Writer and Director: Rachael Savage
Reviewer: George Attwell Gerhards
Vamos Theatre, a company that tours full mask devised pieces, have created a charming, sweet and gently funny story about family with Finding Joy. Joy, on her 83rd birthday, suffers a fall and finds herself in hospital where, although not made explicit (being a mime, nothing is made explicit) it is implied that she is suffering from dementia too. As the intensity of care she requires increases, help comes from an unlikely source: her rebellious grandson Danny.
It goes without saying that the masks are important here. Being a full mask company the performers are completely dependent on their body language and the face permanently sketched for them. Russell Dean’s masks are fun, if a little homogeneous, going for the extenuated-features-but-still-lifelike model. Some are funny, others (particularly Joy’s) quite touching; although it is a little disappointing not to see the same character come on with a different mask at any point. For Joy to last the whole play with the same face jars with the narrative, particularly when she gets lost in nostalgic flashbacks of her childhood – still keeping the same face she has when intimidated in a hospital bed. That said, among the characters there is enough diversity not to get too bored by it. The four performers (multi-roling but you can’t tell until the bow – they’re that good) are clearly experts in this sort of performance, completely conveying their characters in their body language alone. Occasionally an action will be lost on the audience (with no words, it is imperative you understand exactly what they are doing) and what seems like an attempt at a joke is muddled and confused, but these are rare exceptions.
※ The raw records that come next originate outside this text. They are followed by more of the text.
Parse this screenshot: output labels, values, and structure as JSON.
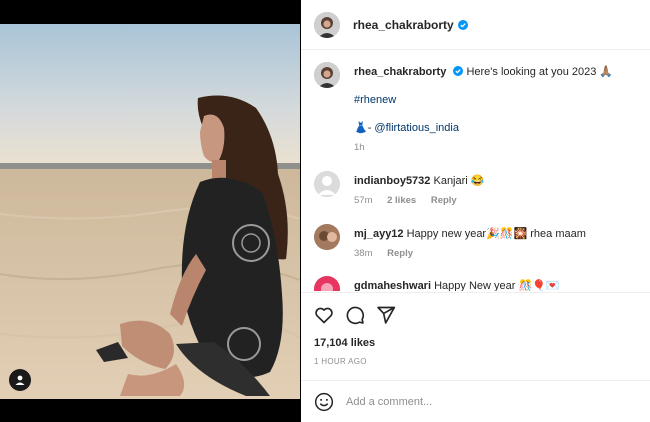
{
  "post": {
    "username": "rhea_chakraborty",
    "caption_text": "Here's looking at you 2023 🙏🏽",
    "hashtag": "#rhenew",
    "credit_prefix": "👗-",
    "credit_mention": "@flirtatious_india",
    "caption_age": "1h",
    "likes_text": "17,104 likes",
    "time_ago": "1 HOUR AGO"
  },
  "comments": [
    {
      "user": "indianboy5732",
      "text": "Kanjari 😂",
      "age": "57m",
      "likes": "2 likes",
      "reply": "Reply"
    },
    {
      "user": "mj_ayy12",
      "text": "Happy new year🎉🎊🎇 rhea maam",
      "age": "38m",
      "likes": "",
      "reply": "Reply"
    },
    {
      "user": "gdmaheshwari",
      "text": "Happy New year 🎊🎈💌",
      "age": "",
      "likes": "",
      "reply": ""
    }
  ],
  "add_comment": {
    "placeholder": "Add a comment..."
  },
  "icons": {
    "like": "heart-icon",
    "comment": "comment-icon",
    "share": "send-icon",
    "emoji": "smiley-icon",
    "verified": "verified-badge-icon",
    "tagged": "user-tag-icon"
  },
  "colors": {
    "verified": "#0095f6",
    "link": "#00376b",
    "muted": "#8e8e8e"
  }
}
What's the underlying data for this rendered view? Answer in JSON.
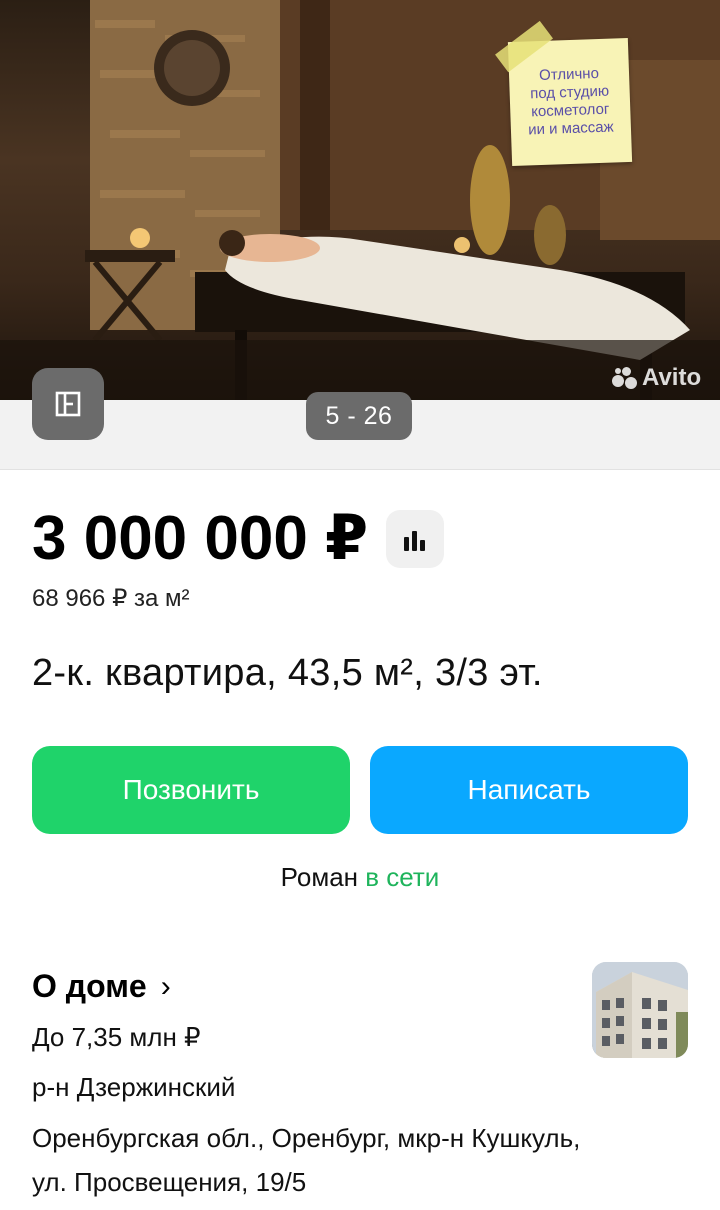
{
  "gallery": {
    "sticker_text": "Отлично\nпод студию\nкосметолог\nии и массаж",
    "watermark": "Avito",
    "counter": "5 - 26",
    "plan_icon": "floor-plan-icon"
  },
  "listing": {
    "price": "3 000 000 ₽",
    "price_per_m2": "68 966 ₽ за м²",
    "title": "2-к. квартира, 43,5 м², 3/3 эт.",
    "stats_icon": "bar-chart-icon"
  },
  "actions": {
    "call_label": "Позвонить",
    "write_label": "Написать"
  },
  "seller": {
    "name": "Роман",
    "status": "в сети"
  },
  "house": {
    "title": "О доме",
    "chevron": "›",
    "price_range": "До 7,35 млн ₽",
    "district": "р-н Дзержинский",
    "address": "Оренбургская обл., Оренбург, мкр-н Кушкуль, ул. Просвещения, 19/5"
  },
  "colors": {
    "call_button": "#1fd36a",
    "write_button": "#0aa8ff",
    "online": "#1fb45c"
  }
}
Janie Armour’s music also plays a key rôle, giving each scene a nice varying tone (the twee plodding of Joy’s bedroom; the grungey garage of Danny’s street friends) but when scenes go on for too long it can be repetitive, leaving the audience wanting to escape the annoying ostinatos. Carl Davies’ set is terrific, wonderfully versatile and slick, compartments folding out of compartments as the same set is literally transformed into many different locations before your eyes.
Rachael Savage’s direction is successful, creating the right sort of sweet (but never saccharine) tone while not avoiding the more serious moments when Joy’s condition is really met head on. For instance when Joy wakes up in the middle of the night and wonders outside with a plastic bag on her foot in place of a slipper and a tea-towel round her head it’s a genuinely moving moment. If there is a part of the plot that comes across a bit cringeworthy it is Danny’s transformation from casual drug user to loveable sweetheart. At times it comes across as an educational video you’d show children to put them off drugs.
Finding Joy is never going to set the world alight, but for a lovely tale of the generations coming together in times of crisis, finding beauty in the elderly and hope in the youth, this is a wonderfully optimistic piece.
Reviewed on 27th February and touring nationally.